> [WHAT IS REQUIRED]
Your job is to reproduce all of the data exactly.

> [DATASET ENTRIES]
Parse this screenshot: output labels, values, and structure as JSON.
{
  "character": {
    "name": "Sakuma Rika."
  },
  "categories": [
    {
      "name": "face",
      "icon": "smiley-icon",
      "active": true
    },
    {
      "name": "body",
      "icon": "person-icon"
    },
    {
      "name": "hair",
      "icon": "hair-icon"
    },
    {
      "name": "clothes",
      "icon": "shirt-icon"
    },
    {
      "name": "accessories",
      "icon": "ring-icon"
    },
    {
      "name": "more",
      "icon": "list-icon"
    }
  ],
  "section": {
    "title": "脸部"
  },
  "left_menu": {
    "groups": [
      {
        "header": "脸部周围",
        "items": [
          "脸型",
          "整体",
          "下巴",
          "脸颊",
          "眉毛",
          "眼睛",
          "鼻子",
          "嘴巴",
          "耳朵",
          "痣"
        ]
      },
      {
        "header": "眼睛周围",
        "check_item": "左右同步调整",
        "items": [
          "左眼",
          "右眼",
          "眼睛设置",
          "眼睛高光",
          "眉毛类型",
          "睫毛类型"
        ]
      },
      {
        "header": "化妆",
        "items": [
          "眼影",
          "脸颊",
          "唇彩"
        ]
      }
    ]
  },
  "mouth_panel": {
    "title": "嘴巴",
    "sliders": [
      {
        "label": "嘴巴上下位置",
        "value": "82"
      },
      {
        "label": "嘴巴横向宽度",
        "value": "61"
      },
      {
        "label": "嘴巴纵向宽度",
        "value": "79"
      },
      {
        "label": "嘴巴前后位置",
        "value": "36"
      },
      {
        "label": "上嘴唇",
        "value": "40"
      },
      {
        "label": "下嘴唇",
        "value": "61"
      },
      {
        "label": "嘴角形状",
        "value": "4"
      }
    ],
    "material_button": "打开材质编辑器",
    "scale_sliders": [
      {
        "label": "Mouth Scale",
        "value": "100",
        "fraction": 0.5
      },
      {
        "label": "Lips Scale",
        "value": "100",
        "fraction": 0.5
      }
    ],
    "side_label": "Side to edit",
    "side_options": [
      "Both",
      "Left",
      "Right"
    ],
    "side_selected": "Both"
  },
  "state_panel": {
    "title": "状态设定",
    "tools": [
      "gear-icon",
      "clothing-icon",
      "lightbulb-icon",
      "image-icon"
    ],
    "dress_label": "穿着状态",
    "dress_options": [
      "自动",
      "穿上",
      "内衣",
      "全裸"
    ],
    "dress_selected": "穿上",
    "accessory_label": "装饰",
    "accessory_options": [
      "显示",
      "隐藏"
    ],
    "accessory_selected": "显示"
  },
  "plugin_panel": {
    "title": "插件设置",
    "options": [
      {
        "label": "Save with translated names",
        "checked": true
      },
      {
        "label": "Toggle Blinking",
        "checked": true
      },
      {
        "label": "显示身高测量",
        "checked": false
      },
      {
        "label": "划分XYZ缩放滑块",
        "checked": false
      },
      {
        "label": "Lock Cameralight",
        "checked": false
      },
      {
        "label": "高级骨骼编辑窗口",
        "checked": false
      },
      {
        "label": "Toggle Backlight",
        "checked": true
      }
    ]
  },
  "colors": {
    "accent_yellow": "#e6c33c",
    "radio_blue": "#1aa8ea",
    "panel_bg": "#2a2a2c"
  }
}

> [EXERCISE ANSWER]
Parse this screenshot: output labels, values, and structure as JSON.
{
  "character": {
    "name": "Sakuma Rika."
  },
  "categories": [
    {
      "name": "face",
      "icon": "smiley-icon",
      "active": true
    },
    {
      "name": "body",
      "icon": "person-icon"
    },
    {
      "name": "hair",
      "icon": "hair-icon"
    },
    {
      "name": "clothes",
      "icon": "shirt-icon"
    },
    {
      "name": "accessories",
      "icon": "ring-icon"
    },
    {
      "name": "more",
      "icon": "list-icon"
    }
  ],
  "section": {
    "title": "脸部"
  },
  "left_menu": {
    "groups": [
      {
        "header": "脸部周围",
        "items": [
          "脸型",
          "整体",
          "下巴",
          "脸颊",
          "眉毛",
          "眼睛",
          "鼻子",
          "嘴巴",
          "耳朵",
          "痣"
        ]
      },
      {
        "header": "眼睛周围",
        "check_item": "左右同步调整",
        "items": [
          "左眼",
          "右眼",
          "眼睛设置",
          "眼睛高光",
          "眉毛类型",
          "睫毛类型"
        ]
      },
      {
        "header": "化妆",
        "items": [
          "眼影",
          "脸颊",
          "唇彩"
        ]
      }
    ]
  },
  "mouth_panel": {
    "title": "嘴巴",
    "sliders": [
      {
        "label": "嘴巴上下位置",
        "value": "82"
      },
      {
        "label": "嘴巴横向宽度",
        "value": "61"
      },
      {
        "label": "嘴巴纵向宽度",
        "value": "79"
      },
      {
        "label": "嘴巴前后位置",
        "value": "36"
      },
      {
        "label": "上嘴唇",
        "value": "40"
      },
      {
        "label": "下嘴唇",
        "value": "61"
      },
      {
        "label": "嘴角形状",
        "value": "4"
      }
    ],
    "material_button": "打开材质编辑器",
    "scale_sliders": [
      {
        "label": "Mouth Scale",
        "value": "100",
        "fraction": 0.5
      },
      {
        "label": "Lips Scale",
        "value": "100",
        "fraction": 0.5
      }
    ],
    "side_label": "Side to edit",
    "side_options": [
      "Both",
      "Left",
      "Right"
    ],
    "side_selected": "Both"
  },
  "state_panel": {
    "title": "状态设定",
    "tools": [
      "gear-icon",
      "clothing-icon",
      "lightbulb-icon",
      "image-icon"
    ],
    "dress_label": "穿着状态",
    "dress_options": [
      "自动",
      "穿上",
      "内衣",
      "全裸"
    ],
    "dress_selected": "穿上",
    "accessory_label": "装饰",
    "accessory_options": [
      "显示",
      "隐藏"
    ],
    "accessory_selected": "显示"
  },
  "plugin_panel": {
    "title": "插件设置",
    "options": [
      {
        "label": "Save with translated names",
        "checked": true
      },
      {
        "label": "Toggle Blinking",
        "checked": true
      },
      {
        "label": "显示身高测量",
        "checked": false
      },
      {
        "label": "划分XYZ缩放滑块",
        "checked": false
      },
      {
        "label": "Lock Cameralight",
        "checked": false
      },
      {
        "label": "高级骨骼编辑窗口",
        "checked": false
      },
      {
        "label": "Toggle Backlight",
        "checked": true
      }
    ]
  },
  "colors": {
    "accent_yellow": "#e6c33c",
    "radio_blue": "#1aa8ea",
    "panel_bg": "#2a2a2c"
  }
}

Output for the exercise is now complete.